What you are asked to do: Scan the records below for the word "meta". Copy each line where it appears.

Entries supplied:
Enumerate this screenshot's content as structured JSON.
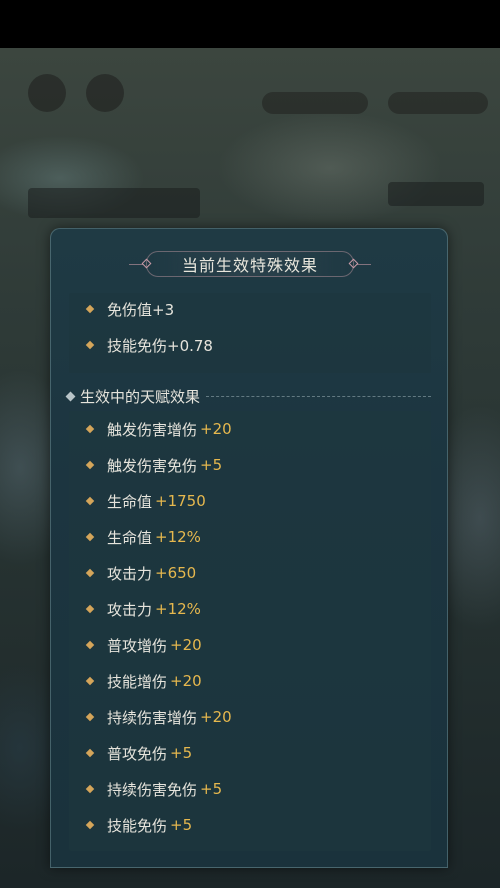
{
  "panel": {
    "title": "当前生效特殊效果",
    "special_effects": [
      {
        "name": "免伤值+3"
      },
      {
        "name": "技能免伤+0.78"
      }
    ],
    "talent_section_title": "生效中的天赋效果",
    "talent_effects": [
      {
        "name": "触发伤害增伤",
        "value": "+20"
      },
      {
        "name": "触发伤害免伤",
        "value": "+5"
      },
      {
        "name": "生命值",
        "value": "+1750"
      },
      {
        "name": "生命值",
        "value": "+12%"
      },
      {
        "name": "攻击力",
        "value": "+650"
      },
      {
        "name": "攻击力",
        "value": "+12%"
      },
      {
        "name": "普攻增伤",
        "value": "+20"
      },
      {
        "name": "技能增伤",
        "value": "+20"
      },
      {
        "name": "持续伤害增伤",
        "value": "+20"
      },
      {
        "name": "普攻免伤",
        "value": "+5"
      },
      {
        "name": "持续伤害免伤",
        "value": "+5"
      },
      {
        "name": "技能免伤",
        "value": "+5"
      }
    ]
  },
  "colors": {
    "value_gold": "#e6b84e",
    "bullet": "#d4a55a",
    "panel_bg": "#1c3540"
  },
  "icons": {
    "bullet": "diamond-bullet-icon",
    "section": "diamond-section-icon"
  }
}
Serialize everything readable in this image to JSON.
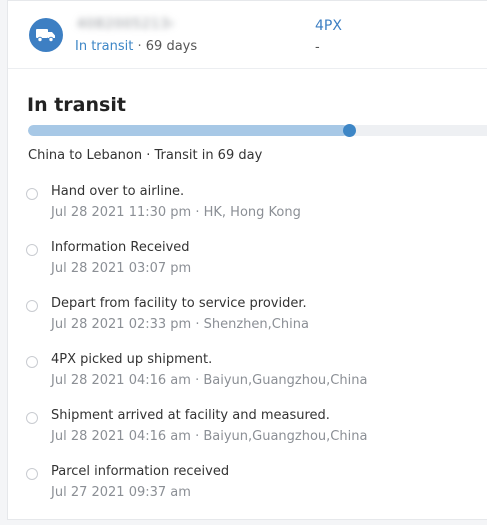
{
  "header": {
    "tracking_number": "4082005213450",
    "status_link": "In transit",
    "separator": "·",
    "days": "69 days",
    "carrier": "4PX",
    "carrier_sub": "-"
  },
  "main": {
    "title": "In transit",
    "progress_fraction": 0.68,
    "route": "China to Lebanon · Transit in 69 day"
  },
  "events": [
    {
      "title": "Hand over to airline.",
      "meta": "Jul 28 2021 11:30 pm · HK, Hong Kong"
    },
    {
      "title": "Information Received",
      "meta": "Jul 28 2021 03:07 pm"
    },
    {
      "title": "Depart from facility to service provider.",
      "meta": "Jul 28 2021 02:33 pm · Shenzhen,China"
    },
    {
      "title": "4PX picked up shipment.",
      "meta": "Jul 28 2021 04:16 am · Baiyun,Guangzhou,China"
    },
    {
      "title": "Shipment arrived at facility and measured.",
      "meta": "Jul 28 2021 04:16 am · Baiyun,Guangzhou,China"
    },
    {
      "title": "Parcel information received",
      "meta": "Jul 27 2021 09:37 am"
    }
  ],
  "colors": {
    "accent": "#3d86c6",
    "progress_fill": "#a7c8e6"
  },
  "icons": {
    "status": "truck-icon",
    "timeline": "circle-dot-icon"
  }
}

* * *

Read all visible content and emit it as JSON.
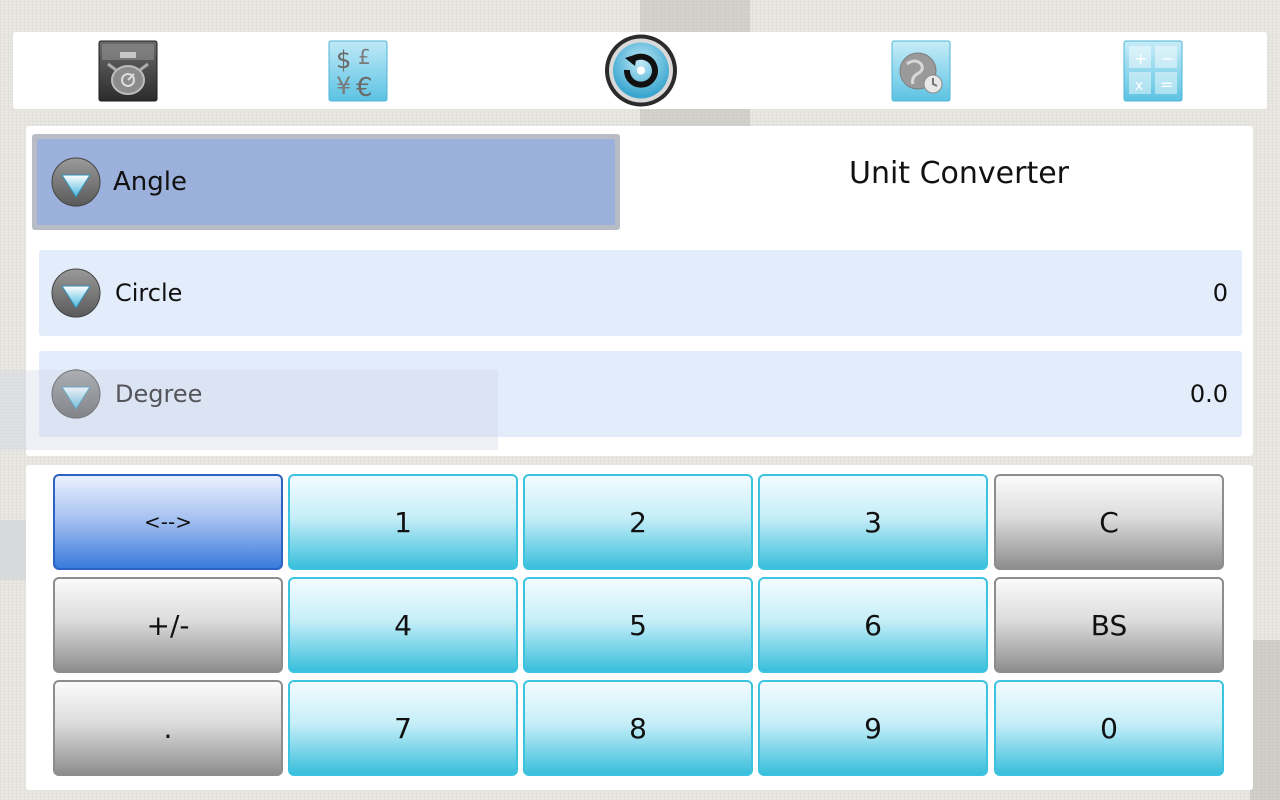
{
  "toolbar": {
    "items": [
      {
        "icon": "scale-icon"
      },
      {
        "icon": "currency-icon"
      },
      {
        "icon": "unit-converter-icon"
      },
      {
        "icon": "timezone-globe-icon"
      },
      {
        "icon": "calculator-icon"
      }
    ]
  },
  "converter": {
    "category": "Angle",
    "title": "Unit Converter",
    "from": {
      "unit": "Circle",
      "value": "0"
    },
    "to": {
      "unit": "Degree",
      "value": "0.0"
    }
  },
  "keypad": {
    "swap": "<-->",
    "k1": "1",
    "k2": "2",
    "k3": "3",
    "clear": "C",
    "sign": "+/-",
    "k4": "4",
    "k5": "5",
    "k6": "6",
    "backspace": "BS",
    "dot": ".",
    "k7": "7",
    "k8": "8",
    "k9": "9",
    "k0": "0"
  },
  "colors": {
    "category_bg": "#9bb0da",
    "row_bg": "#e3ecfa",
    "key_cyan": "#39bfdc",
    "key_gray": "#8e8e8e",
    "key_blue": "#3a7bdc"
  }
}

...

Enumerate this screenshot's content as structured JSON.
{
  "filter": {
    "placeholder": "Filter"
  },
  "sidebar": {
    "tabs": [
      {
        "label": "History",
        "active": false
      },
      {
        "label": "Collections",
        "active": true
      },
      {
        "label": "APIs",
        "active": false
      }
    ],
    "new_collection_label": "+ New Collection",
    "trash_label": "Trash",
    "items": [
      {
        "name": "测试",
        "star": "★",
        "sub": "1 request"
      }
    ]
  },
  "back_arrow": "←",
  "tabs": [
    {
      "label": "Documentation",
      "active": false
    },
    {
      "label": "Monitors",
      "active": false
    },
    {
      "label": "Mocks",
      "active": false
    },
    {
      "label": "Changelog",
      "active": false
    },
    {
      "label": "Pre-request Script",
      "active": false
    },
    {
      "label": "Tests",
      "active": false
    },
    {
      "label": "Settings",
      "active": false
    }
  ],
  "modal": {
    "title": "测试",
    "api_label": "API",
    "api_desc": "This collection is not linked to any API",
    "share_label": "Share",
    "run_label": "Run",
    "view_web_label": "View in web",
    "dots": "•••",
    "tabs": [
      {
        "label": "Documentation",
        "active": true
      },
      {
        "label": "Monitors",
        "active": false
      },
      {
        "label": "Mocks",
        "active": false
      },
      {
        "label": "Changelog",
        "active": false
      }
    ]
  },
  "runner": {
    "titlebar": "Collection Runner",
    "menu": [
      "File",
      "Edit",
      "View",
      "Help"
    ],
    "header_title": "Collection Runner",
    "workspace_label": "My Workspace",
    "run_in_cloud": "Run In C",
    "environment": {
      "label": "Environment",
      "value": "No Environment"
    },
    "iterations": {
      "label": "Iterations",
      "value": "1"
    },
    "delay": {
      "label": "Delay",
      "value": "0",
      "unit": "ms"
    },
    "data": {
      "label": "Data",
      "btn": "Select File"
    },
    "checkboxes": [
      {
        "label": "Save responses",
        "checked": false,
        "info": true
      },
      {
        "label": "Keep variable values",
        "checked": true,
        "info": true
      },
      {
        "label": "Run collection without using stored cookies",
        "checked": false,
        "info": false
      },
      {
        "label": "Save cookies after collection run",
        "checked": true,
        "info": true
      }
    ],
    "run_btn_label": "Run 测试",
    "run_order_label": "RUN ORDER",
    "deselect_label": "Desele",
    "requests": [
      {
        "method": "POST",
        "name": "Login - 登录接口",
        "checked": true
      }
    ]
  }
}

Task response:
      "meta": "Jul 28 2021 11:30 pm · HK, Hong Kong"
      "meta": "Jul 28 2021 03:07 pm"
      "meta": "Jul 28 2021 02:33 pm · Shenzhen,China"
      "meta": "Jul 28 2021 04:16 am · Baiyun,Guangzhou,China"
      "meta": "Jul 28 2021 04:16 am · Baiyun,Guangzhou,China"
      "meta": "Jul 27 2021 09:37 am"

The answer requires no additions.